A condition known as sprue-like enteropathy has been linked to use of the hypertension medication Benicar. Sprue-like enteropathy is a disease often characterized by celiac-like symptoms which have been known to damage the small intestine’s ability to absorb nutrients. The symptoms of sprue-like enteropathy are wide-ranging, from chronic diarrhea to kidney damage to villous atrophy; the erosion of the small intestine. In many instances, sprue-like enteropathy is initially diagnosed as Celiac disease. Following a study by Dr. Joseph Murray of the Mayo Clinic, a link was drawn between sprue-like enteropathy and the use of the drug Benicar. Dr. Murray’s findings led to the FDA updating Benicar’s label and opened the door for lawsuits from patients who suffered from sprue-like enteropathy and other ailments while on Benicar.
Prior to Dr. Murray’s study, many of the patients who suffered from sprue-like enteropathy had initially been diagnosed with Celiac disease. Unlike individuals who actually suffer from Celiac disease, these patients did not show improvement from typical treatments, such as a gluten-free diet. In most cases, the misdiagnosis of Celiac disease occurred because these patients had not had a blood test performed to determine whether they had Celiac disease. A blood test would have been able to show that the patients did not have a measurable amount of tissue transglutaminase in their blood, proving that they likely did not have Celiac disease.
Dr. Murray’s study found a likely link between Benicar and sprue-like enteropathy. Dr. Murray chose 22 patients who had discontinued Benicar for his study. All of the study participants showed a significant improvement of symptoms following their discontinuation of Benicar. Following the publishing of Dr. Murray’s findings in the Mayo Clinic Proceedings, the FDA issued their label update for Benicar; warning of harmful side effects such as sprue-like enteropathy and other gastrointestinal ailments. The findings of Dr. Murray’s study combined with the updated FDA label may provide patients who suffered from sprue-like enteropathy while on Benicar the opportunity to recoup compensation for any damages incurred.
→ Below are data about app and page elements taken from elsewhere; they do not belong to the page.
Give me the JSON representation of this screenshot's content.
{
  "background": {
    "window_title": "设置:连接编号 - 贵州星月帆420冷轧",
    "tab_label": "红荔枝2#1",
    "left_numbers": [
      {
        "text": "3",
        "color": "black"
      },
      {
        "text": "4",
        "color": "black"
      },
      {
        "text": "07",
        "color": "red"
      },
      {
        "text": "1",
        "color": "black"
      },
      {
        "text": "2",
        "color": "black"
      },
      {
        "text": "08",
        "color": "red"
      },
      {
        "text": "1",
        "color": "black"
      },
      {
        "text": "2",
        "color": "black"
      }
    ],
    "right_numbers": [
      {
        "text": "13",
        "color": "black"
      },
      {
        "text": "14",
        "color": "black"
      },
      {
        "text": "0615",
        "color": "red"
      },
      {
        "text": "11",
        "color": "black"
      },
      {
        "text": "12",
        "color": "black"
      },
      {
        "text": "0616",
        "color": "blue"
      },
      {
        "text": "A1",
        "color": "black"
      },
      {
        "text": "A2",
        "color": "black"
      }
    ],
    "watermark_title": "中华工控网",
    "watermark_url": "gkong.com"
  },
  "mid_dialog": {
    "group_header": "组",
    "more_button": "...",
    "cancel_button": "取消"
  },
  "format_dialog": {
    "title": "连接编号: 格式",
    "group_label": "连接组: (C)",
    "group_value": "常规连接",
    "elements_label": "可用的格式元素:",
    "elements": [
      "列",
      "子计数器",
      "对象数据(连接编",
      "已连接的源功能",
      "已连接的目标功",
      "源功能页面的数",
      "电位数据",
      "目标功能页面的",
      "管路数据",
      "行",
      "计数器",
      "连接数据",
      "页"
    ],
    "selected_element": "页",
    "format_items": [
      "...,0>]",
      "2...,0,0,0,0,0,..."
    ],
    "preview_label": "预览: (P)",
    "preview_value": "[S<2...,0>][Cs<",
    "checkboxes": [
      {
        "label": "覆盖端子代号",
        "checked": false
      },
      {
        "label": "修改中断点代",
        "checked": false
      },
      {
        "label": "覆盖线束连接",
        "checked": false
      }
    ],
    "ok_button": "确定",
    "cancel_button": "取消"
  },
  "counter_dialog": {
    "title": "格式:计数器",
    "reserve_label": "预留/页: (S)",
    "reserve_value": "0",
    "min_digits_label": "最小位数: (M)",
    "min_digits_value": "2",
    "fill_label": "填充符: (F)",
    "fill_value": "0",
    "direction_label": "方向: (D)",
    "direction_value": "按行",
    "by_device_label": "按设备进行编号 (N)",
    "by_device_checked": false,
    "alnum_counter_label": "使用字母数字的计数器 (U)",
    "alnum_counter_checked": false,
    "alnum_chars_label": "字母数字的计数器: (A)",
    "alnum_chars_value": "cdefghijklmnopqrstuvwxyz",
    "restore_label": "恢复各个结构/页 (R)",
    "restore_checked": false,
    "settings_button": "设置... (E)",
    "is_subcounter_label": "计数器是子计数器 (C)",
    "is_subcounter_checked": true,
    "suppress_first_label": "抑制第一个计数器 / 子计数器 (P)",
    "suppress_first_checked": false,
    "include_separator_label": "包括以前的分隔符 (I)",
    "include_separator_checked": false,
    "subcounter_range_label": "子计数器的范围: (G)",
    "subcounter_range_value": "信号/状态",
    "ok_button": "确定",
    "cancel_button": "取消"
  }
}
Despite the ongoing Benicar litigation, it’s important that patients understand that not everyone who took Benicar and suffered from gastrointestinal side effects are eligible for a claim. In most cases, to be eligible for compensation, the patient must have suffered from sprue-like enteropathy before the label update in July of 2013. Additionally, patients must have been taking the drug for at least four to six months before suffering from symptoms.